> [ENTRIES PROVIDED]:
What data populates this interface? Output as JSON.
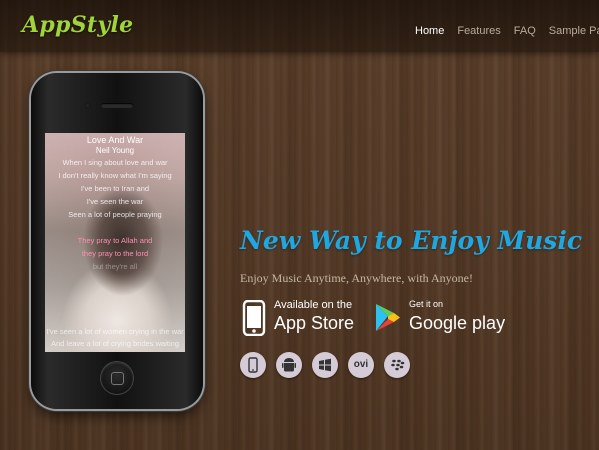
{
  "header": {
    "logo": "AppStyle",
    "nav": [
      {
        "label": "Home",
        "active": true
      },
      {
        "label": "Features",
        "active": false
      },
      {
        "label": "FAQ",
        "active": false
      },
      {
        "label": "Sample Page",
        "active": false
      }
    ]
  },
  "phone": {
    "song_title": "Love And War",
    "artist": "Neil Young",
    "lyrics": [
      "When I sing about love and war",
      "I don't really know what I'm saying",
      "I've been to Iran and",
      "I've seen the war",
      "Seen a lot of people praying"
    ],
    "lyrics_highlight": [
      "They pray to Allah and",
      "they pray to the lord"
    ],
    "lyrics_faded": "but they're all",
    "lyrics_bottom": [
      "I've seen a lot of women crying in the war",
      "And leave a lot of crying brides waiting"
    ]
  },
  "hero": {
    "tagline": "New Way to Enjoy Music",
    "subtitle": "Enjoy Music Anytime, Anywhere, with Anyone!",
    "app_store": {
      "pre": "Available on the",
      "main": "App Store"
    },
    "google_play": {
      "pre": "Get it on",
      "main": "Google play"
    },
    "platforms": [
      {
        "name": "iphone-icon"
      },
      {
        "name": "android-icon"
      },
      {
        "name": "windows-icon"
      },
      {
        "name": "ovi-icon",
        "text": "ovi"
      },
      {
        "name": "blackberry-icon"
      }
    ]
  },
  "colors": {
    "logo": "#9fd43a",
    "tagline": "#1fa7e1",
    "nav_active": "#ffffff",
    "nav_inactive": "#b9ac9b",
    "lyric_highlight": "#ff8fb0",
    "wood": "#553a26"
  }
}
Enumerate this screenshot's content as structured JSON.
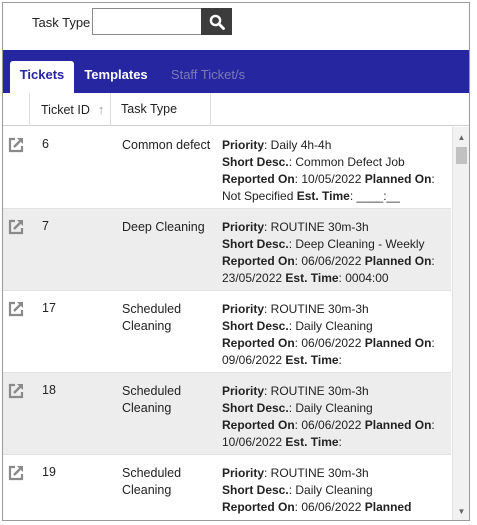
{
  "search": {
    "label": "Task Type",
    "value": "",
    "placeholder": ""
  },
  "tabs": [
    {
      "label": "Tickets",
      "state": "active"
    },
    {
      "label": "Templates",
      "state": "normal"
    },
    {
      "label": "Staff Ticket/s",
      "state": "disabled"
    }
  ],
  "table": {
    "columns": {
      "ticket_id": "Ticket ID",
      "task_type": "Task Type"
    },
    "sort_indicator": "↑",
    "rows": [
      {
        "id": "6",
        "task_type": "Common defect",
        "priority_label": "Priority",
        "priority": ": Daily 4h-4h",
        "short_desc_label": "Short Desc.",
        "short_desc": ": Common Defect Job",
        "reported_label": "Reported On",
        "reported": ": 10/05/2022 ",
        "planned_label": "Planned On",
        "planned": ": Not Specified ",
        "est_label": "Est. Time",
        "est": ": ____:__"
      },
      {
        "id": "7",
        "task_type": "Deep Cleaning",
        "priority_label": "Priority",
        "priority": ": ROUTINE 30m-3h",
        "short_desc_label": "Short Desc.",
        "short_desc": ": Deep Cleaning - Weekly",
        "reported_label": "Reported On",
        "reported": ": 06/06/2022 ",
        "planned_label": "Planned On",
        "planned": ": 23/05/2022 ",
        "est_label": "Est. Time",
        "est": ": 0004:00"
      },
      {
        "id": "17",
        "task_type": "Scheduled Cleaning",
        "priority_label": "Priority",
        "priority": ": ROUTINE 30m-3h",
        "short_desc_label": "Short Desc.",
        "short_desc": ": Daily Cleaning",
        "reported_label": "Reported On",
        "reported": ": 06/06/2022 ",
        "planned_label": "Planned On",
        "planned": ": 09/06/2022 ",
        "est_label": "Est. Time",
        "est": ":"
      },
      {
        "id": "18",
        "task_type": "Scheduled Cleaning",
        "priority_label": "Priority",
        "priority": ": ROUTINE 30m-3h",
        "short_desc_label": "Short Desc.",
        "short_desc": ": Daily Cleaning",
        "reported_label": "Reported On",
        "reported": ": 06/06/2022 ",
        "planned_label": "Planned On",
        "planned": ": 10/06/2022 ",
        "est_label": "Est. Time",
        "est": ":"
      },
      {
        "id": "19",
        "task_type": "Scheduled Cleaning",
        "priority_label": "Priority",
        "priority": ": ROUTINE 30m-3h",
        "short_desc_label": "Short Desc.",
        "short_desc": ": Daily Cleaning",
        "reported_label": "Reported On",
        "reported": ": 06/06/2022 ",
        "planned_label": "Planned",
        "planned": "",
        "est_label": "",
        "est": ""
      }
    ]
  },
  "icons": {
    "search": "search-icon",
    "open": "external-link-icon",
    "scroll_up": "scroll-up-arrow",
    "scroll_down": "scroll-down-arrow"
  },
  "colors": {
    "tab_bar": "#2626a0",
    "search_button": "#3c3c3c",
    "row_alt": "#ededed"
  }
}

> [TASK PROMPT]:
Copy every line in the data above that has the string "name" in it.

> [EXERCISE OUTPUT]:
        "name": "iphone-icon"
        "name": "android-icon"
        "name": "windows-icon"
        "name": "ovi-icon",
        "name": "blackberry-icon"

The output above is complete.